"Stuck in the same position,
you deserve so much more.
There's a whole world around us,
just waiting to be explored.
I'm Waiting, waiting,
just waiting outside the lines "
If you haven't heard of Grayson Chance yet, you will. A pre-teen who sings like someone who knows what it means to no longer be "Waiting Outside the Lines," of any limited expectations that may have been drawn for him by others.
But this isn't a story about Grayson Chance, it's a story about a teacher who needed to learn...a lot from her little sister, and her young daughter.
I'd been a special needs teacher, I was Montessori trained, I taught kindergarten through high school, I taught at the college level, and I was a school administrator. You'd have thought I knew alot about creativity, learning, and self-expression. But when my daughter was in preschool, I was still, without giving it any thought, encouraging her to color inside the lines.
I didn't even realize it. I would sit next to her...at her little pastel pink table and chairs...and together we would choose our favorite Crayola colors, and carefully fill the spaces within the bold black outlined pictures of a puppy, a cupcake, or a princess with cornflower, peach, rose, and maize strokes of magic. Rough paper, with just the right amount of tooth to hold the color, came alive.
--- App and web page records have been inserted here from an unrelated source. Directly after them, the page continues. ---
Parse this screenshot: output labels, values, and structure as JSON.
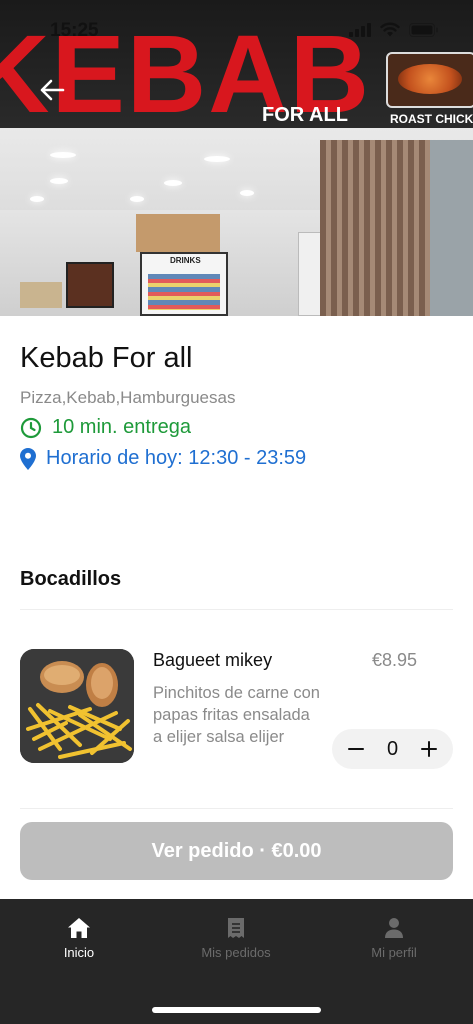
{
  "status_bar": {
    "time": "15:25"
  },
  "hero": {
    "sign_word": "KEBAB",
    "sign_sub": "FOR ALL",
    "sign_roast": "ROAST CHICKEN -",
    "drinks_label": "DRINKS"
  },
  "restaurant": {
    "name": "Kebab For all",
    "categories": "Pizza,Kebab,Hamburguesas",
    "delivery": "10 min. entrega",
    "hours": "Horario de hoy: 12:30 - 23:59",
    "colors": {
      "delivery": "#1e9a3a",
      "hours": "#1f6fd1"
    }
  },
  "section": {
    "title": "Bocadillos"
  },
  "items": [
    {
      "name": "Bagueet mikey",
      "price": "€8.95",
      "description": "Pinchitos de carne con papas fritas ensalada a elijer salsa elijer",
      "quantity": "0"
    }
  ],
  "order_button": {
    "label": "Ver pedido · €0.00"
  },
  "tabbar": {
    "tabs": [
      {
        "label": "Inicio",
        "icon": "home-icon",
        "active": true
      },
      {
        "label": "Mis pedidos",
        "icon": "receipt-icon",
        "active": false
      },
      {
        "label": "Mi perfil",
        "icon": "person-icon",
        "active": false
      }
    ]
  }
}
She would watch as I would first, carefully re-outline the section I was working on with a firmer hand, and then carefully fill it in with a smoother, lighter touch.
I was actually quite proud of of my coloring technique. I loved coloring books, crayons, and actually the process of coloring. Why would anyone want to do it any differently...it made such a pretty picture.
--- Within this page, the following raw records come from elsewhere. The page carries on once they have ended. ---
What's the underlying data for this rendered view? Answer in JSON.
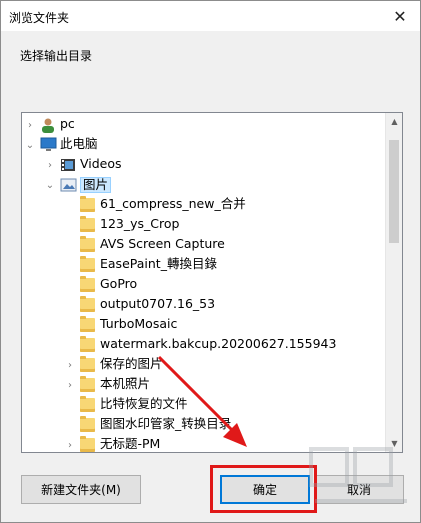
{
  "dialog": {
    "title": "浏览文件夹",
    "close_glyph": "✕",
    "prompt": "选择输出目录"
  },
  "tree": {
    "items": [
      {
        "label": "pc",
        "icon": "user-icon",
        "expander": "›",
        "selected": false
      },
      {
        "label": "此电脑",
        "icon": "computer-icon",
        "expander": "⌄",
        "selected": false
      },
      {
        "label": "Videos",
        "icon": "video-folder-icon",
        "expander": "›",
        "selected": false
      },
      {
        "label": "图片",
        "icon": "pictures-folder-icon",
        "expander": "⌄",
        "selected": true
      },
      {
        "label": "61_compress_new_合并",
        "icon": "folder-icon",
        "expander": "",
        "selected": false
      },
      {
        "label": "123_ys_Crop",
        "icon": "folder-icon",
        "expander": "",
        "selected": false
      },
      {
        "label": "AVS Screen Capture",
        "icon": "folder-icon",
        "expander": "",
        "selected": false
      },
      {
        "label": "EasePaint_轉換目錄",
        "icon": "folder-icon",
        "expander": "",
        "selected": false
      },
      {
        "label": "GoPro",
        "icon": "folder-icon",
        "expander": "",
        "selected": false
      },
      {
        "label": "output0707.16_53",
        "icon": "folder-icon",
        "expander": "",
        "selected": false
      },
      {
        "label": "TurboMosaic",
        "icon": "folder-icon",
        "expander": "",
        "selected": false
      },
      {
        "label": "watermark.bakcup.20200627.155943",
        "icon": "folder-icon",
        "expander": "",
        "selected": false
      },
      {
        "label": "保存的图片",
        "icon": "folder-icon",
        "expander": "›",
        "selected": false
      },
      {
        "label": "本机照片",
        "icon": "folder-icon",
        "expander": "›",
        "selected": false
      },
      {
        "label": "比特恢复的文件",
        "icon": "folder-icon",
        "expander": "",
        "selected": false
      },
      {
        "label": "图图水印管家_转换目录",
        "icon": "folder-icon",
        "expander": "",
        "selected": false
      },
      {
        "label": "无标题-PM",
        "icon": "folder-icon",
        "expander": "›",
        "selected": false
      }
    ]
  },
  "buttons": {
    "new_folder": "新建文件夹(M)",
    "ok": "确定",
    "cancel": "取消"
  },
  "colors": {
    "highlight": "#e01919",
    "selection": "#cce8ff",
    "accent": "#0078d7"
  }
}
Then our daughter started taking art lessons from my sister, Lila. Lila introduced her to art history, technique, interpretation, and exploration, through the lens of her right to "color outside the lines."
Suddenly, my daughter was teaching me about the expansiveness of creative freedom. She was inviting me to draw squiggles, turn Bambi's spots into flowers, put a rainbow in a picture that didn't have one already drawn in.
I remember a day when the kindergarten teacher down "graded" an alphabet worksheet that the children had completed because they had colored the big "Q" in the middle of the page, then decorated it with stars and moons that went waaayyy outside the lines. My sweet sister marched into that classroom and defended our children's right to color a "Q" worksheet however the pleased. She was fearless.
Coloring outside the lines leads to that kind of boldness and courage.
Try it. Go out and buy a big fat coloring book filled with outlines of ponies, or firetrucks, or Disney princesses. Then color it however you wish. Even if your first impulse is to give Cinderella yellow hair...force yourself to try something bolder...lime green or fuschia. Maybe even give her red rubber wellies to wear with her ballgown, instead of glass slippers. Tell a different story. You might just find yourself willing to not only color outside the lines, but walk outside the old outlines of how you've always thought of yourself.
Pearls with jeans, volunteering at a homeless shelter, mentoring a teen, making a career shift, skydiving, taking ballet lessons, or a cross country road trip - solo...trusting God more radically than ever before.
I think this practice of letting go and trying new, God-inspired, Love-impelled, Principle-governed, Soul-informed ways of coloring our lives is what Mary Baker Eddy is referring to when she writes at the beginning of her Miscellaneous Writings, 1883 - 1896:
Humility is the stepping-stone to a higher recognition of Deity. The mounting sense gathers fresh forms and strange fire from the ashes of dissolving self, and drops the world. Meekness heightens immortal attributes only by removing the dust that dims them. "
It takes humility to try something new. Dust only gathers on things that stay in the same spot and are never moved or used. Humility and meekness allow us the freedom to look ridiculous if we try something that doesn't fit inside the lines of what others have always expected of us...or how we have always, and only, allowed ourselves be seen.
I believe this echoes Eddy's statement:
"At present mortals progress slowly for fear of being thought ridiculous. They are slaves to fashion, pride, and sense. Sometime we shall learn how Spirit, the great architect, has created men and women in Science. We ought to weary of the fleeting and false and to cherish nothing which hinders our highest selfhood."
People are often more comfortable with things that never change...with furniture that is always in the same place, with the same brand of ketchup, the same traditions, routines, orders. But that doesn't mean that you can't "stir it up" a bit.
When you're ready to dip your toe into something refreshing and new, maybe we could meet at a coffeehouse with our coloring books and take that first step...64 colors are only the beginning...and be sure to wear your wellies with your ballgown...a tiara with your apron!!
I'll be waiting to walk outside the lines with you...
Thanks Lila...I love you.
your sister...and student,
Kate Robertson, CS